What the task requires »
From the records below, return every line containing the word "view".

*** Input material Section Begins ***

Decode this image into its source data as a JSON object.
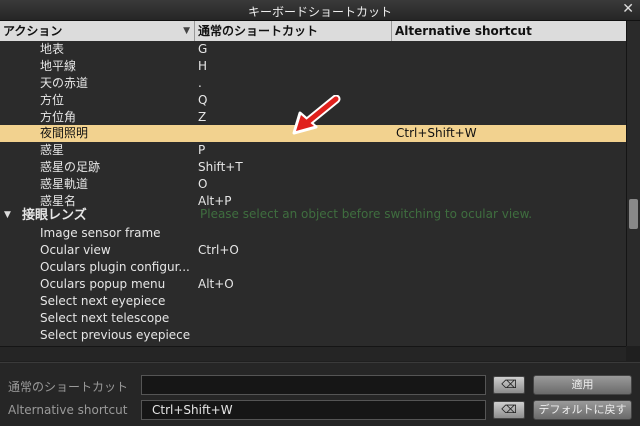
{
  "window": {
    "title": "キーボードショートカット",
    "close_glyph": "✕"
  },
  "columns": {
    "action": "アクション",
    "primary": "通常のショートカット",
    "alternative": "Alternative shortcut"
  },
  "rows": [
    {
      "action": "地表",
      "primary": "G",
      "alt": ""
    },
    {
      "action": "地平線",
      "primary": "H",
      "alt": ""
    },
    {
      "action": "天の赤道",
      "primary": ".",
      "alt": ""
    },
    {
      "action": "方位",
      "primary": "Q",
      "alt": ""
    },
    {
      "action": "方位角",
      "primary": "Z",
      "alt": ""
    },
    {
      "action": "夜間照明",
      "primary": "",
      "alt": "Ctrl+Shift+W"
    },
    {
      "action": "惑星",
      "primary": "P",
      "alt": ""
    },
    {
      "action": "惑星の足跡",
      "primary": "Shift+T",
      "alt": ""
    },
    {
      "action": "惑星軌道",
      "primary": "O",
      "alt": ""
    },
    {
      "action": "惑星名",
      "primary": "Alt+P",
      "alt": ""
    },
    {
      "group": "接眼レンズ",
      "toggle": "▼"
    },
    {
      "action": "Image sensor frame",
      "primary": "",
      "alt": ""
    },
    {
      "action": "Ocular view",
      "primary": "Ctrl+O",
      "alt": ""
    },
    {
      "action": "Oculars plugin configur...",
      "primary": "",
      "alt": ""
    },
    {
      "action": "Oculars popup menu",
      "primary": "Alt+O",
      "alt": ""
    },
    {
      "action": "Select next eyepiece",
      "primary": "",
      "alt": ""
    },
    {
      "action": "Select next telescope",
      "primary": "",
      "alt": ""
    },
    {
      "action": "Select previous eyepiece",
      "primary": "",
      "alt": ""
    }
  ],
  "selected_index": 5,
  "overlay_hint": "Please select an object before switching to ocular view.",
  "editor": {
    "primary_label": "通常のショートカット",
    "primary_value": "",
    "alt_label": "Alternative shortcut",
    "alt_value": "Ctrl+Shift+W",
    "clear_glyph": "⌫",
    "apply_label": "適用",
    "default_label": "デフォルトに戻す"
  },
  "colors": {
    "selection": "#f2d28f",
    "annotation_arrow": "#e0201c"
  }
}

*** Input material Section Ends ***
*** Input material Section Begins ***

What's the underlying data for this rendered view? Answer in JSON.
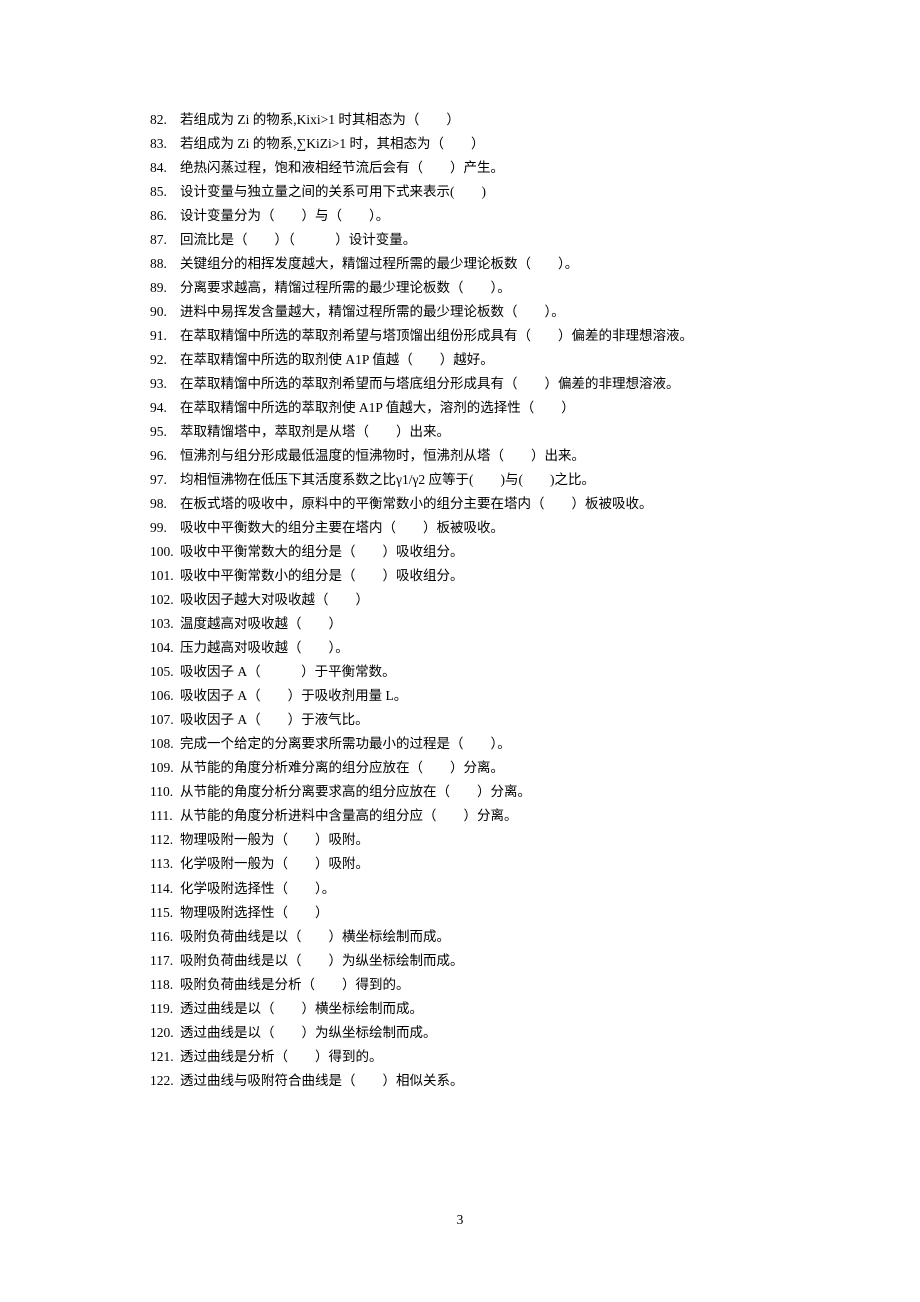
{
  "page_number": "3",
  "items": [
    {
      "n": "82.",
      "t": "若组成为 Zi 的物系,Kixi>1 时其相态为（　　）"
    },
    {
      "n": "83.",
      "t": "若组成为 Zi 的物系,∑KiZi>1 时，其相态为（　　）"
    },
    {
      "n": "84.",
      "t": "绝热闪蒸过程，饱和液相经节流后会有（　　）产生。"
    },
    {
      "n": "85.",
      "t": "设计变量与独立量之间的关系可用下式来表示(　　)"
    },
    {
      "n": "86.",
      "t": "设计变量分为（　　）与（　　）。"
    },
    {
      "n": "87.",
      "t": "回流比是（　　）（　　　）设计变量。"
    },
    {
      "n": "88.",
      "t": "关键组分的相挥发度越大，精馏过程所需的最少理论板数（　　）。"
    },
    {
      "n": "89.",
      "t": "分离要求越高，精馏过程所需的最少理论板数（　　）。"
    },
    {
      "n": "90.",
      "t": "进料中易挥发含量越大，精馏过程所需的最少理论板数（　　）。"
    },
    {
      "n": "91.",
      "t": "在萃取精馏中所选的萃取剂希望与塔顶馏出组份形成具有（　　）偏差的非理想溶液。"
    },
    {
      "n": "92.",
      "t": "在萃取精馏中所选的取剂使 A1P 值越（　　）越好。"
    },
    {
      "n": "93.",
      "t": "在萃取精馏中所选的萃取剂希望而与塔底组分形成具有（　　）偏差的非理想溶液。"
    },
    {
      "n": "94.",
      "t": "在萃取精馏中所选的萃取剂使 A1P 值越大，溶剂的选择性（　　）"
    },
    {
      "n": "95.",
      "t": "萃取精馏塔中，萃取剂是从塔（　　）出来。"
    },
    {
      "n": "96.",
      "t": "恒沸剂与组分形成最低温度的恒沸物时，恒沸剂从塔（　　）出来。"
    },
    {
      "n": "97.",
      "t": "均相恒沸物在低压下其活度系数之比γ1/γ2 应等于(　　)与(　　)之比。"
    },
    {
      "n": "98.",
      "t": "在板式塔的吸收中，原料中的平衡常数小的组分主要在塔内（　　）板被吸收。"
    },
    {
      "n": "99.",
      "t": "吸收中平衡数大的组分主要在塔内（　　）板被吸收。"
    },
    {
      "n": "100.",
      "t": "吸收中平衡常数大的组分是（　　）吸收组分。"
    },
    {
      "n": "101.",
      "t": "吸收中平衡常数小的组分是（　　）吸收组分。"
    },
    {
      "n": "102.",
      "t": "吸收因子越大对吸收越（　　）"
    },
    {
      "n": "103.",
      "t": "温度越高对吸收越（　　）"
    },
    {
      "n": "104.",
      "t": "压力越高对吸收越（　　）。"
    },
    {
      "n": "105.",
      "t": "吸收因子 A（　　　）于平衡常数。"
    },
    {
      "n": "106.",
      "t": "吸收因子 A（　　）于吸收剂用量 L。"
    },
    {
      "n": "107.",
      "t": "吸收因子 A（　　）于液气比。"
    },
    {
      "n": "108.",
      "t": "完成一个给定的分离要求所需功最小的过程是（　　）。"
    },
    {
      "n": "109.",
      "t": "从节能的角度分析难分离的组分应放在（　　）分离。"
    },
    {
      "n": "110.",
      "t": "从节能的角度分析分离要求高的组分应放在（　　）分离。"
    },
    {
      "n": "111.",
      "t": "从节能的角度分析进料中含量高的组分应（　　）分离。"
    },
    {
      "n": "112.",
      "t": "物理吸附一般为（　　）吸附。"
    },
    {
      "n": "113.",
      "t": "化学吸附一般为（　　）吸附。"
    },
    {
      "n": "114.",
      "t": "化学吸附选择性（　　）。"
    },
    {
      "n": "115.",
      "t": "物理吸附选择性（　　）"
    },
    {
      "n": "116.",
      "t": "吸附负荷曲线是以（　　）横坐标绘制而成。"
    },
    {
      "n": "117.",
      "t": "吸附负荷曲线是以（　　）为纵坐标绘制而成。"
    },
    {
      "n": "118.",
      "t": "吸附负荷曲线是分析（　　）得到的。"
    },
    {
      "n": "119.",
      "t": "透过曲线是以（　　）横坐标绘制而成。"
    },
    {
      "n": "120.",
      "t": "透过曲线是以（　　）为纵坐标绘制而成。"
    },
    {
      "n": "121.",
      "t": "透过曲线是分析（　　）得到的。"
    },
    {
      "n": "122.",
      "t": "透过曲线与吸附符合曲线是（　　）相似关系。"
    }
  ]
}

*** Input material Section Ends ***

Exercise solution »
      "action": "Ocular view",
  "overlay_hint": "Please select an object before switching to ocular view.",
What's the underlying data for this rendered view? Answer in JSON.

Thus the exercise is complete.